In. . . but not of.” Yes, yes, of course.

But might this pithy slogan give the wrong impression about our (co)mission in this world as Christians? You see, the motto seems to give the drift, We are in this world, alas, but we need to make sure that we’re not of it. In this scheme, the starting place is our unfortunate condition of being “in” this world. Sigh. And our mission, it appears, is to not be “of” it. The force is moving away from the world. “Shucks, we’re frustratingly stuck in this ole world, but let’s marshal our best energies to not be of it.” It’s an emphasis that’s sometimes needed.

But we’d do well to run stuff like this through biblical texts. And on this one in particular, we do well to turn to John 17, where Jesus is using these “in” and “not of” categories. So what’s Jesus’ sentiment on the whole thing?

Read the rest here.

Friday, May 4, 2012

Complete This Sentence:

A Christian without a church is like...

Thursday, May 3, 2012

The Explicit Gospel Video

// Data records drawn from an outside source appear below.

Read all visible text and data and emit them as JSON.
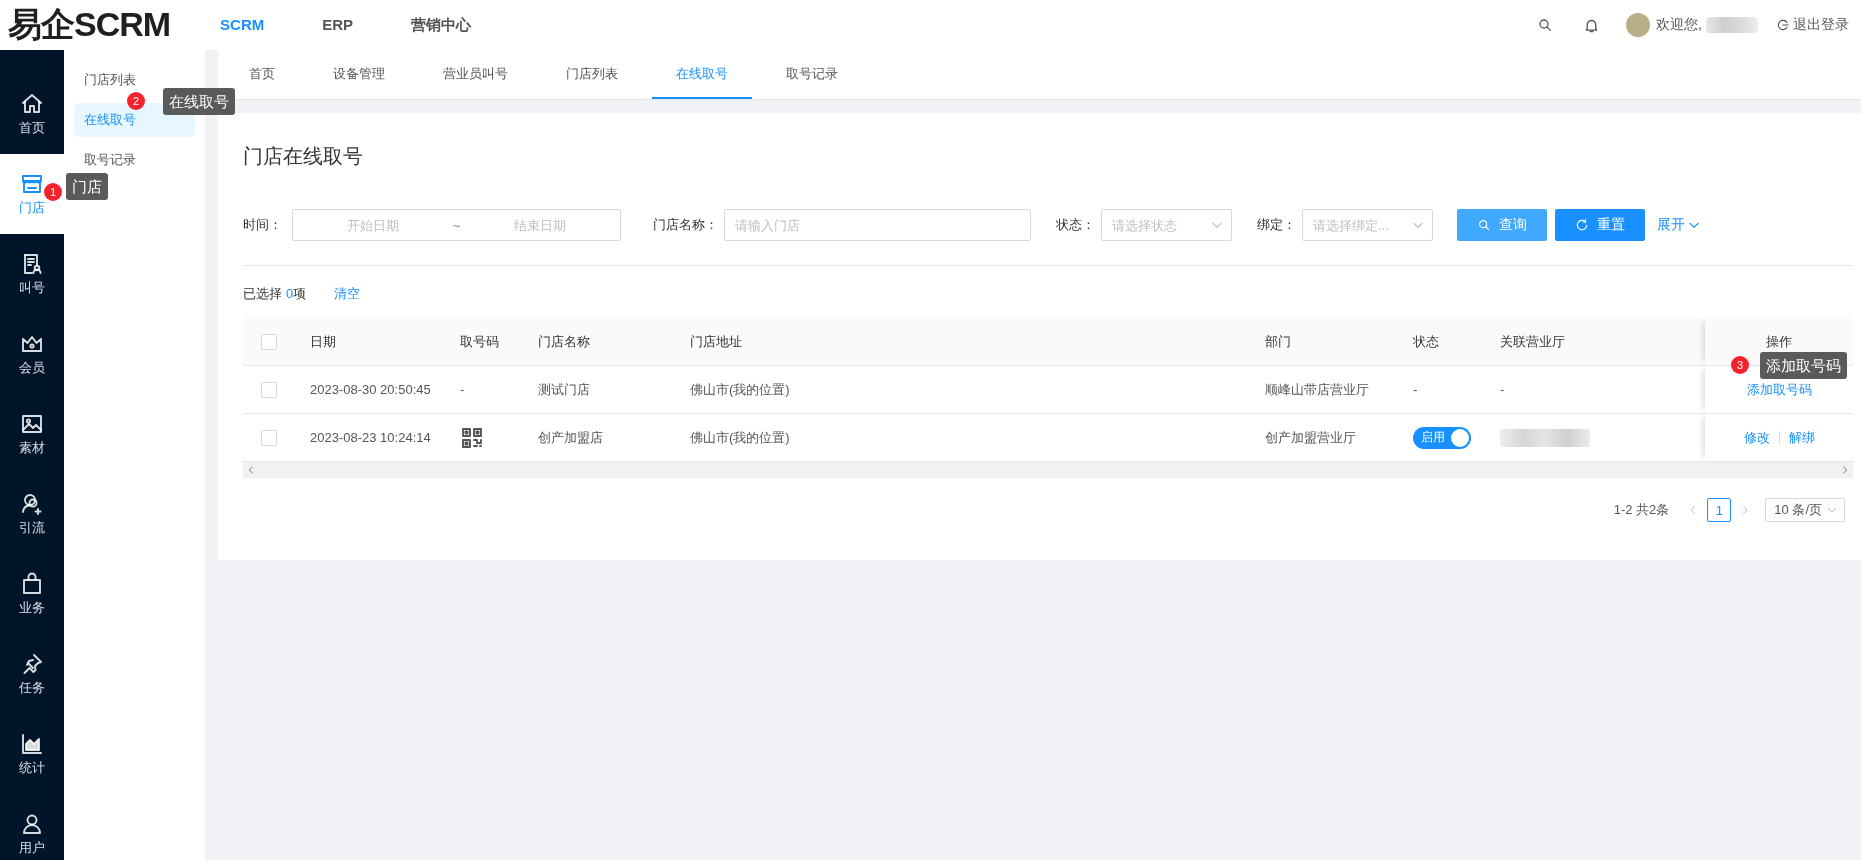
{
  "header": {
    "logo": "易企SCRM",
    "nav": [
      {
        "label": "SCRM",
        "selected": true
      },
      {
        "label": "ERP",
        "selected": false
      },
      {
        "label": "营销中心",
        "selected": false
      }
    ],
    "greeting": "欢迎您,",
    "logout": "退出登录"
  },
  "sidebar": {
    "items": [
      {
        "label": "首页",
        "selected": false
      },
      {
        "label": "门店",
        "selected": true
      },
      {
        "label": "叫号",
        "selected": false
      },
      {
        "label": "会员",
        "selected": false
      },
      {
        "label": "素材",
        "selected": false
      },
      {
        "label": "引流",
        "selected": false
      },
      {
        "label": "业务",
        "selected": false
      },
      {
        "label": "任务",
        "selected": false
      },
      {
        "label": "统计",
        "selected": false
      },
      {
        "label": "用户",
        "selected": false
      }
    ]
  },
  "submenu": {
    "items": [
      {
        "label": "门店列表",
        "selected": false
      },
      {
        "label": "在线取号",
        "selected": true
      },
      {
        "label": "取号记录",
        "selected": false
      }
    ]
  },
  "tabs": [
    {
      "label": "首页",
      "selected": false
    },
    {
      "label": "设备管理",
      "selected": false
    },
    {
      "label": "营业员叫号",
      "selected": false
    },
    {
      "label": "门店列表",
      "selected": false
    },
    {
      "label": "在线取号",
      "selected": true
    },
    {
      "label": "取号记录",
      "selected": false
    }
  ],
  "page": {
    "title": "门店在线取号"
  },
  "filters": {
    "time": {
      "label": "时间：",
      "start_placeholder": "开始日期",
      "separator": "~",
      "end_placeholder": "结束日期"
    },
    "store": {
      "label": "门店名称：",
      "placeholder": "请输入门店"
    },
    "status": {
      "label": "状态：",
      "placeholder": "请选择状态"
    },
    "binding": {
      "label": "绑定：",
      "placeholder": "请选择绑定..."
    },
    "buttons": [
      {
        "kind": "search",
        "label": "查询"
      },
      {
        "kind": "reset",
        "label": "重置"
      }
    ],
    "expand": "展开"
  },
  "selection": {
    "prefix": "已选择",
    "count": "0",
    "suffix": "项",
    "clear": "清空"
  },
  "table": {
    "select_all": false,
    "columns": [
      "日期",
      "取号码",
      "门店名称",
      "门店地址",
      "部门",
      "状态",
      "关联营业厅",
      "操作"
    ],
    "rows": [
      {
        "checked": false,
        "date": "2023-08-30 20:50:45",
        "code": {
          "kind": "text",
          "text": "-"
        },
        "store": "测试门店",
        "address": "佛山市(我的位置)",
        "department": "顺峰山带店营业厅",
        "status": {
          "kind": "text",
          "text": "-"
        },
        "hall": {
          "kind": "text",
          "text": "-"
        },
        "actions": [
          "添加取号码"
        ]
      },
      {
        "checked": false,
        "date": "2023-08-23 10:24:14",
        "code": {
          "kind": "qr"
        },
        "store": "创产加盟店",
        "address": "佛山市(我的位置)",
        "department": "创产加盟营业厅",
        "status": {
          "kind": "toggle",
          "label": "启用",
          "on": true
        },
        "hall": {
          "kind": "blurred"
        },
        "actions": [
          "修改",
          "解绑"
        ]
      }
    ]
  },
  "pagination": {
    "summary": "1-2 共2条",
    "pages": [
      {
        "label": "1",
        "selected": true
      }
    ],
    "page_size": "10 条/页"
  },
  "annotations": [
    {
      "number": "1",
      "text": "门店"
    },
    {
      "number": "2",
      "text": "在线取号"
    },
    {
      "number": "3",
      "text": "添加取号码"
    }
  ]
}
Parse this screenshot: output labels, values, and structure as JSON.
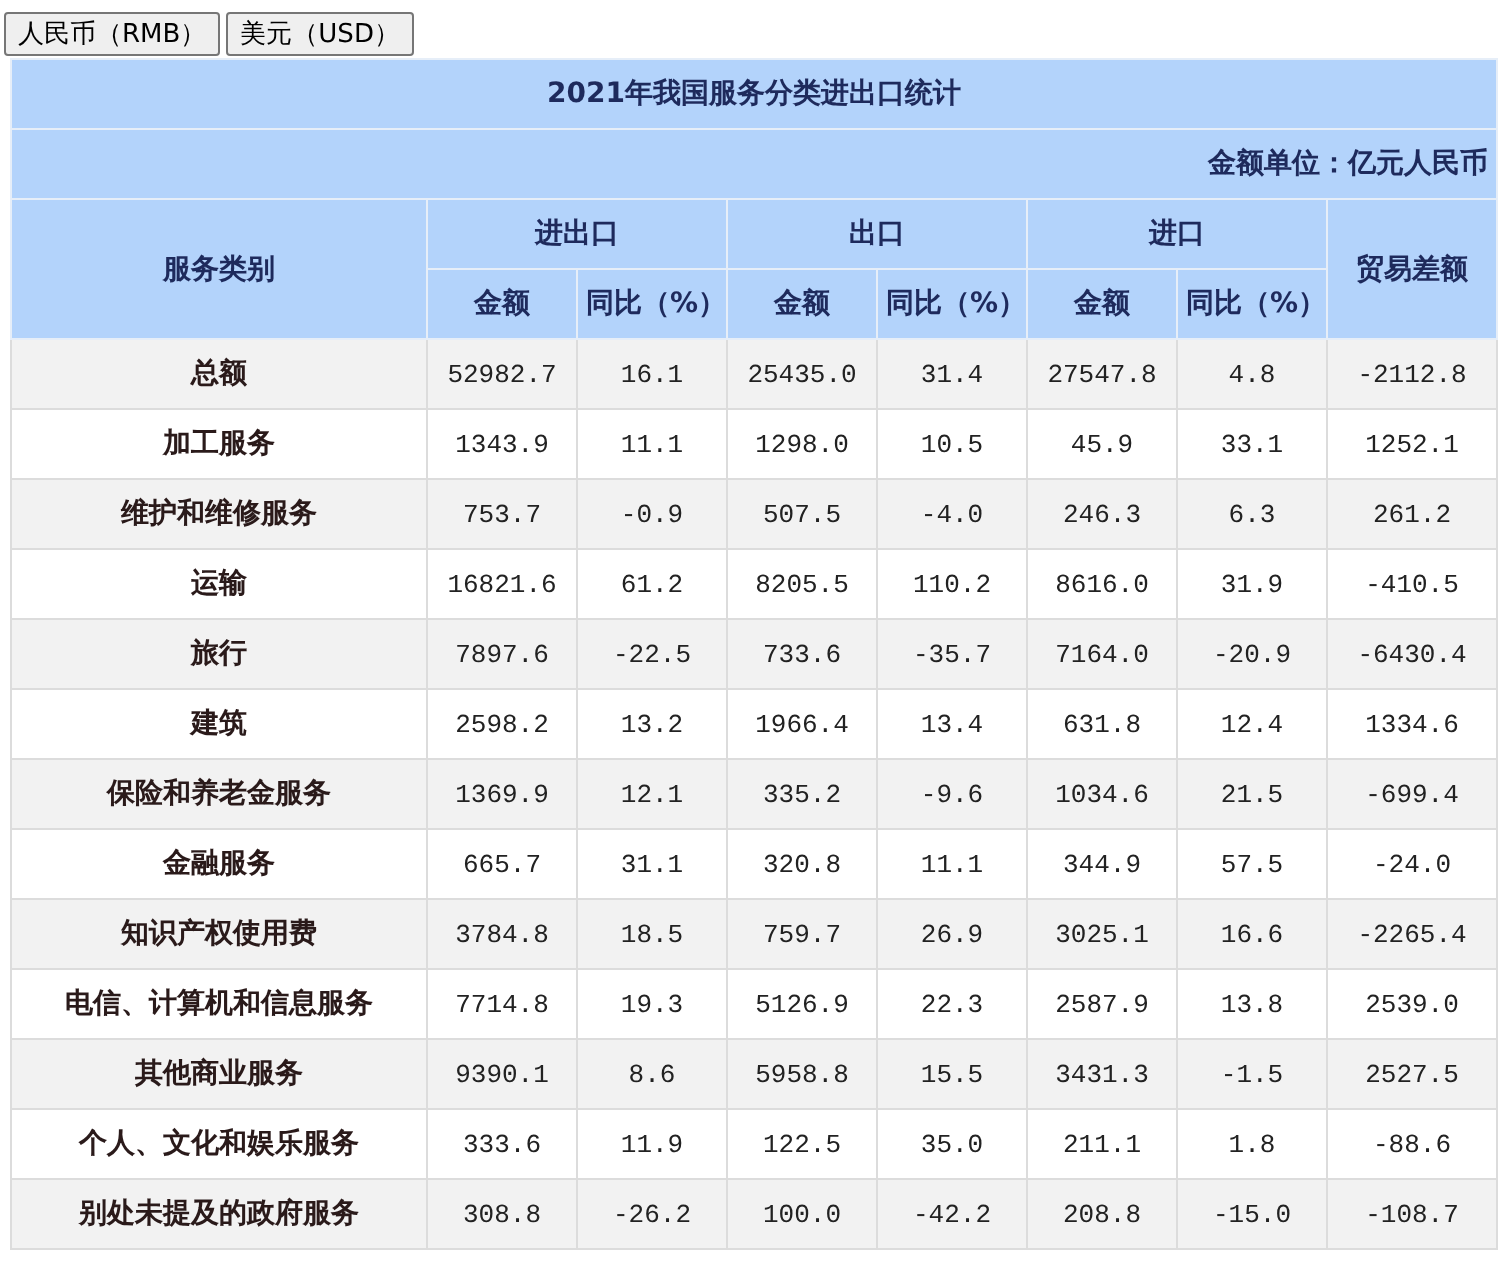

Here's the video from the Explicit Gospel tour that I went to a couple of weeks ago.  This wasn't the evening in Philly, but I am assuming the content of the message is pretty much the same:

Wednesday, May 2, 2012

Mission Isn't Rocket Science

All it takes is ordinary people, loving Jesus and living their ordinary lives with gospel intentionality:

Tuesday, May 1, 2012

New Books on Church Membership & Discipline

I am finding a great deal of wisdom, and a fresh vision for the importance of the local church in these two new books by Jonathan Leeman: Church Membership: How the World Knows Who Represents Jesus and Church Discipline: How the Church Protects the Name of Jesus. Sometimes I tend towards thinking that the 9Marks crew emphasizes the institutional church a bit too much, to the neglect of the organic church. But in this case I find their emphasis to be very beneficial and biblical.  

Here are a couple of endorsements for the membership book:

“Church leaders across many denominations will find this little book filled with practical ideas and good arguments that will help us cure Christians in our culture today of their allergy to church membership, pastoral authority, life accountability, and any limits to their personal freedom.”
- Timothy Keller, Senior Pastor, Redeemer Presbyterian Church, New York City

“We live in an age where people relate to and make decisions about church much like they do with a restaurant. We desperately need to be awakened from our consumeristic slumber. This book is the wake-up call that is needed to turn church consumers into gospel participants.”
- -Darrin Patrick, Lead Pastor, The Journey, St. Louis, MO; author, For the City and Church Planter